# [Data about app and page elements]
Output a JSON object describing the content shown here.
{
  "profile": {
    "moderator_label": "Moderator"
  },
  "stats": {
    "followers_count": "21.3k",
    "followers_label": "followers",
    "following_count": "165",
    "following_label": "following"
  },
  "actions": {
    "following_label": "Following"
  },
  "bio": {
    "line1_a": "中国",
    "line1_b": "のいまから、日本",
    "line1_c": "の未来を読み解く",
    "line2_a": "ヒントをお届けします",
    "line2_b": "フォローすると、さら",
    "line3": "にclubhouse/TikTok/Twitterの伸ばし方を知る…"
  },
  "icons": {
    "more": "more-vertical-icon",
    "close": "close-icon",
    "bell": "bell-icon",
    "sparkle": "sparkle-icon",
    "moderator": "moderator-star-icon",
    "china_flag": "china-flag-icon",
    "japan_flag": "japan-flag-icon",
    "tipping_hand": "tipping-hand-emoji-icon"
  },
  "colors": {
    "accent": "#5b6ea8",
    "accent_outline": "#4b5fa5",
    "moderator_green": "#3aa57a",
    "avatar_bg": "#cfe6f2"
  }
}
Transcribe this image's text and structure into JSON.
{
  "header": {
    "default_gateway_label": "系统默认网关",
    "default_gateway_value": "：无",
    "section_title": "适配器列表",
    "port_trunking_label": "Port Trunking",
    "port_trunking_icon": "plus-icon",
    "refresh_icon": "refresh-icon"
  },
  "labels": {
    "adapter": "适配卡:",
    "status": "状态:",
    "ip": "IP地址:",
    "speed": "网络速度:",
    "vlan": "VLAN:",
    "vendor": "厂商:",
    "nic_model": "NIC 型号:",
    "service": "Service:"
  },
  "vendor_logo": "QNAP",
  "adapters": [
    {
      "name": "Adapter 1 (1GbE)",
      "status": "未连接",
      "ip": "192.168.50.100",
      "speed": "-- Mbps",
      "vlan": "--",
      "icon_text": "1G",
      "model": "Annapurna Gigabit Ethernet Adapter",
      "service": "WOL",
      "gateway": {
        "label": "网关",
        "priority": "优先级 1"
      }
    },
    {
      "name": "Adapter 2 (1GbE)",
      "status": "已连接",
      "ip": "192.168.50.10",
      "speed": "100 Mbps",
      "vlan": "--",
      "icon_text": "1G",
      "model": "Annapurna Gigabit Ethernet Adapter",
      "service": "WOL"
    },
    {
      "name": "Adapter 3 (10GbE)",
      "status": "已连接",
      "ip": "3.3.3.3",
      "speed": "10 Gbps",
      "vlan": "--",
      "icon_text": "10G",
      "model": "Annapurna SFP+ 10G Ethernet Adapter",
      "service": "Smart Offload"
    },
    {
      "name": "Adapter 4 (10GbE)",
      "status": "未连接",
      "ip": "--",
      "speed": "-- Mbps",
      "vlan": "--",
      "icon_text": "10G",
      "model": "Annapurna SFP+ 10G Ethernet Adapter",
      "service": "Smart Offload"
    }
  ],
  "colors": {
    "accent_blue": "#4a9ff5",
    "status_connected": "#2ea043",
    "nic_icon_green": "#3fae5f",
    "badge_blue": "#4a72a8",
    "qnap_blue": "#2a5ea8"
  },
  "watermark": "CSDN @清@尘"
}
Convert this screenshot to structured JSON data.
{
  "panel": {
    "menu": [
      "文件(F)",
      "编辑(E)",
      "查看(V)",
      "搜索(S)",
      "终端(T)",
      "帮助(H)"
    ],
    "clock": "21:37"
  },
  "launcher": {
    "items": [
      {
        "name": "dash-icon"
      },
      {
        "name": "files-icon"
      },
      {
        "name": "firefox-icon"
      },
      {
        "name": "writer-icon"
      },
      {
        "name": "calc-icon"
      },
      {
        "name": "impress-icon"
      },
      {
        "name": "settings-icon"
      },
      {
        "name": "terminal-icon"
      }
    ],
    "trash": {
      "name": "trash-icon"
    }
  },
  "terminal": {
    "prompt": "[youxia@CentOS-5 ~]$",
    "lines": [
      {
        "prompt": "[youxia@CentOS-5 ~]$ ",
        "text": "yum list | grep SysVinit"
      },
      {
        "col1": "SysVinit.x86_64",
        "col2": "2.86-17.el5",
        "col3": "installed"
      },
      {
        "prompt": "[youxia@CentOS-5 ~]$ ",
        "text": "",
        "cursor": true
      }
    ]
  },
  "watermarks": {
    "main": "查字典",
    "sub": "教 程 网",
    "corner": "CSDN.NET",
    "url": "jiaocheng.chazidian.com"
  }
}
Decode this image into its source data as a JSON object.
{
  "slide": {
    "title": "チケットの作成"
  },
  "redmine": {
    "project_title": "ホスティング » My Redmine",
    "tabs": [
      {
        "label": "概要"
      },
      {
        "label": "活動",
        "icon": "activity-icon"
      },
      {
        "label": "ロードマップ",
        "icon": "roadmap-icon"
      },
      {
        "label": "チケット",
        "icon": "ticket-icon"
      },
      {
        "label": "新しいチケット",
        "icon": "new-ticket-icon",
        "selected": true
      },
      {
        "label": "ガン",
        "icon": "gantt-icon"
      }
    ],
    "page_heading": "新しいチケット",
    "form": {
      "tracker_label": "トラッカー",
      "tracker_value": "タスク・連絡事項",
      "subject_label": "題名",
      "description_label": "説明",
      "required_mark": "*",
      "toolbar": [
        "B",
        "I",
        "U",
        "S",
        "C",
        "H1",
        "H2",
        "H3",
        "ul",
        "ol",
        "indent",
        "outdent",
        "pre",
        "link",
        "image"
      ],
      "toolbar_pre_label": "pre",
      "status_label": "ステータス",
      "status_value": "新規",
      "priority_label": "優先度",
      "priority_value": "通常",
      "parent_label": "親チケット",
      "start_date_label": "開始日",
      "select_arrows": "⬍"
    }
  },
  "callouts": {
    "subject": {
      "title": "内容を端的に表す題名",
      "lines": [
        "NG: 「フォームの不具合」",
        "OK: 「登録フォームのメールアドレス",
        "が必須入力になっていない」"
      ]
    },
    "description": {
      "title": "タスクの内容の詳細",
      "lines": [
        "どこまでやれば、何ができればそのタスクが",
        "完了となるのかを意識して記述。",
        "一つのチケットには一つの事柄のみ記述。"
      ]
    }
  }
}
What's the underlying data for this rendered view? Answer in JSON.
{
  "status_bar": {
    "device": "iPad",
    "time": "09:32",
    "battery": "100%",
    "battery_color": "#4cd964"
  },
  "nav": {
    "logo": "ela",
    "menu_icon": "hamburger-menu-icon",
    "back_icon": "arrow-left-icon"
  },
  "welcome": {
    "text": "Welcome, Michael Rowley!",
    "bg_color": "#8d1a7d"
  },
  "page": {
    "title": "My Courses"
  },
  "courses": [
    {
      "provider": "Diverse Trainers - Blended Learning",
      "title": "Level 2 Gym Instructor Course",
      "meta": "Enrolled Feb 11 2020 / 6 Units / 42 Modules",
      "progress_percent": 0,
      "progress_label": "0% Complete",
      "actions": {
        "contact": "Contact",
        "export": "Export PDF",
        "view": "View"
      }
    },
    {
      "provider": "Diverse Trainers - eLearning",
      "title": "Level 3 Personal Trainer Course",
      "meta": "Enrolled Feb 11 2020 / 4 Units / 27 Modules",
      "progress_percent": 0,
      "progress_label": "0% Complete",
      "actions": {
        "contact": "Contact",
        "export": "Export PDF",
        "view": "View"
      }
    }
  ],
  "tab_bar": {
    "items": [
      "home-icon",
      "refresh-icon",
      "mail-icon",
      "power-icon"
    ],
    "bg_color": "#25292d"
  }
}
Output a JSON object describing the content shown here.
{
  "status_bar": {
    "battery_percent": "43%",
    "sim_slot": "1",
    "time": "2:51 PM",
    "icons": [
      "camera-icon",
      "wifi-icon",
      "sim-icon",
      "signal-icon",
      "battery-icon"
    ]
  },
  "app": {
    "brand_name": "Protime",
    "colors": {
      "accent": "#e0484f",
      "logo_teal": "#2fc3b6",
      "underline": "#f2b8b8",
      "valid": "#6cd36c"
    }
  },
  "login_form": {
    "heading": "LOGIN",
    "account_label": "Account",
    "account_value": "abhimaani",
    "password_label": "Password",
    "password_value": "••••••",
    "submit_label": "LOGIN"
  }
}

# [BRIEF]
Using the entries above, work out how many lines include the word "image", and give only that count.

# [REPLY]
3